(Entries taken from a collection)

------------------------------------------------

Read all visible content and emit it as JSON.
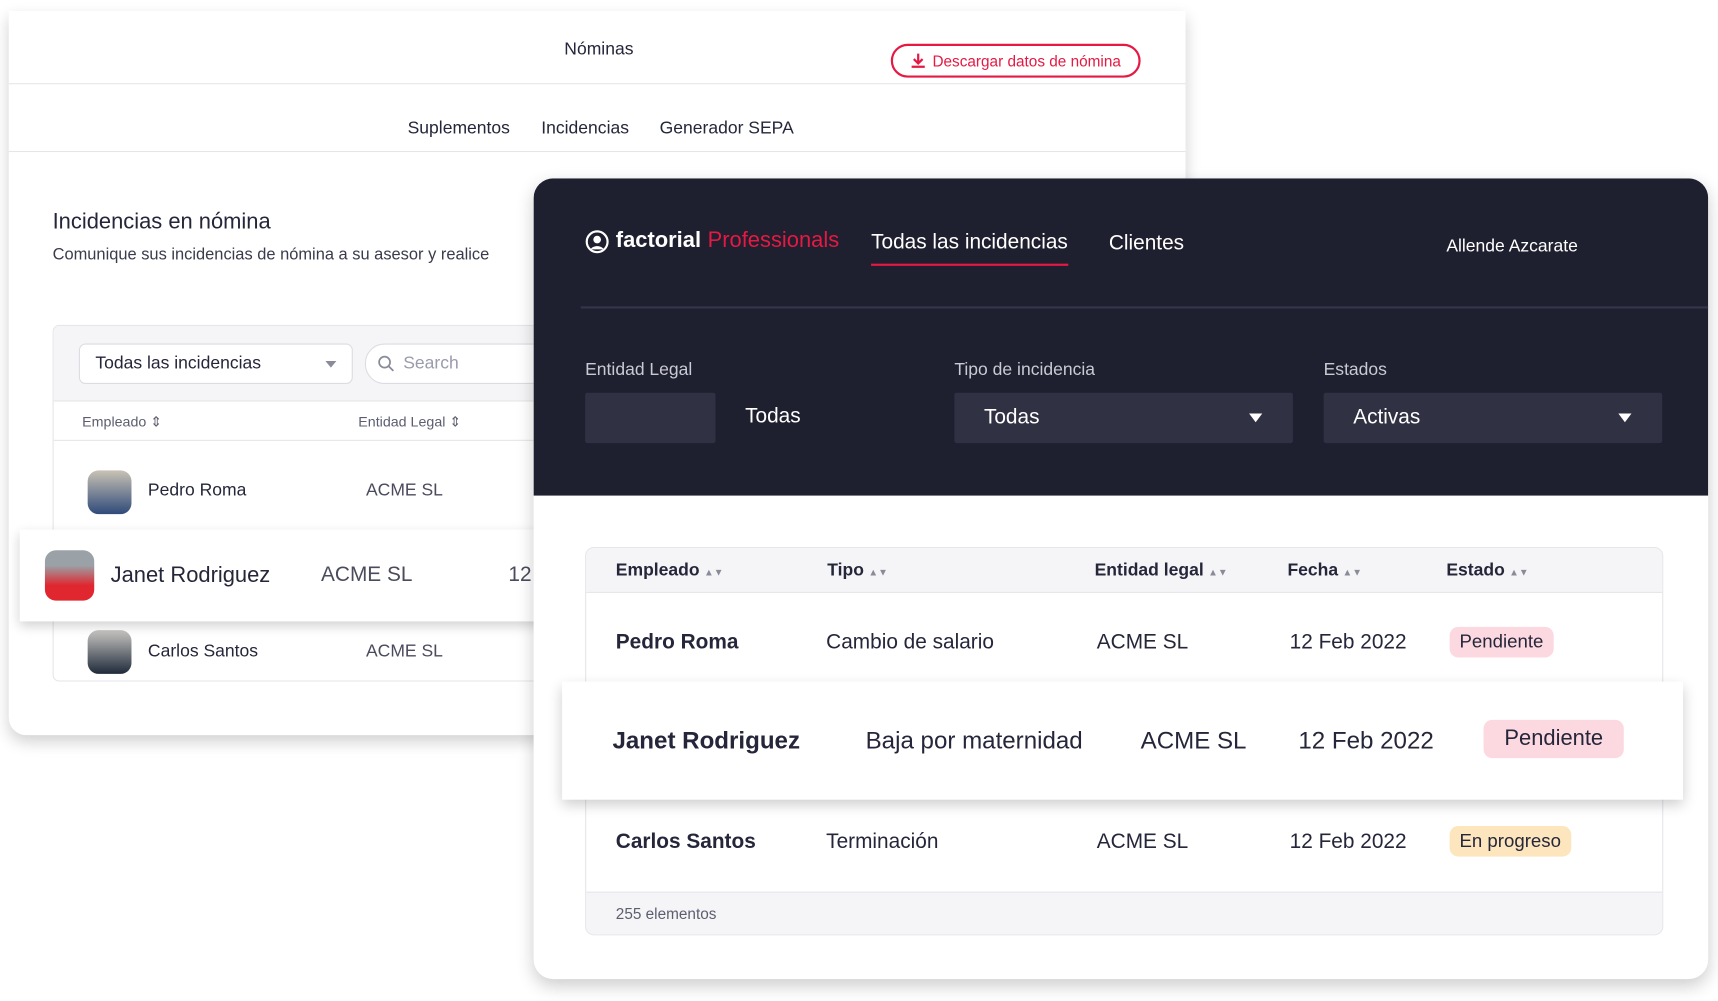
{
  "back": {
    "title": "Nóminas",
    "download_button": "Descargar datos de nómina",
    "tabs": [
      "Suplementos",
      "Incidencias",
      "Generador SEPA"
    ],
    "heading": "Incidencias en nómina",
    "subheading": "Comunique sus incidencias de nómina a su asesor y realice",
    "filter_select": "Todas las incidencias",
    "search_placeholder": "Search",
    "columns": [
      "Empleado",
      "Entidad Legal"
    ],
    "rows": [
      {
        "name": "Pedro Roma",
        "entity": "ACME SL"
      },
      {
        "name": "Janet Rodriguez",
        "entity": "ACME SL",
        "date_partial": "12"
      },
      {
        "name": "Carlos Santos",
        "entity": "ACME SL"
      }
    ]
  },
  "front": {
    "logo_word": "factorial",
    "logo_product": "Professionals",
    "nav": [
      "Todas las incidencias",
      "Clientes"
    ],
    "user": "Allende Azcarate",
    "filters": [
      {
        "label": "Entidad Legal",
        "value": "Todas"
      },
      {
        "label": "Tipo de incidencia",
        "value": "Todas"
      },
      {
        "label": "Estados",
        "value": "Activas"
      }
    ],
    "columns": [
      "Empleado",
      "Tipo",
      "Entidad legal",
      "Fecha",
      "Estado"
    ],
    "rows": [
      {
        "name": "Pedro Roma",
        "type": "Cambio de salario",
        "entity": "ACME SL",
        "date": "12 Feb 2022",
        "status": "Pendiente"
      },
      {
        "name": "Janet Rodriguez",
        "type": "Baja por maternidad",
        "entity": "ACME SL",
        "date": "12 Feb 2022",
        "status": "Pendiente"
      },
      {
        "name": "Carlos Santos",
        "type": "Terminación",
        "entity": "ACME SL",
        "date": "12 Feb 2022",
        "status": "En progreso"
      }
    ],
    "footer": "255 elementos"
  },
  "colors": {
    "accent": "#e51943",
    "dark": "#1e1f2f",
    "pending": "#fcd9e1",
    "progress": "#fde6be"
  }
}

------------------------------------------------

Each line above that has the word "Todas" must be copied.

    "filter_select": "Todas las incidencias",
      "Todas las incidencias",
        "value": "Todas"
        "value": "Todas"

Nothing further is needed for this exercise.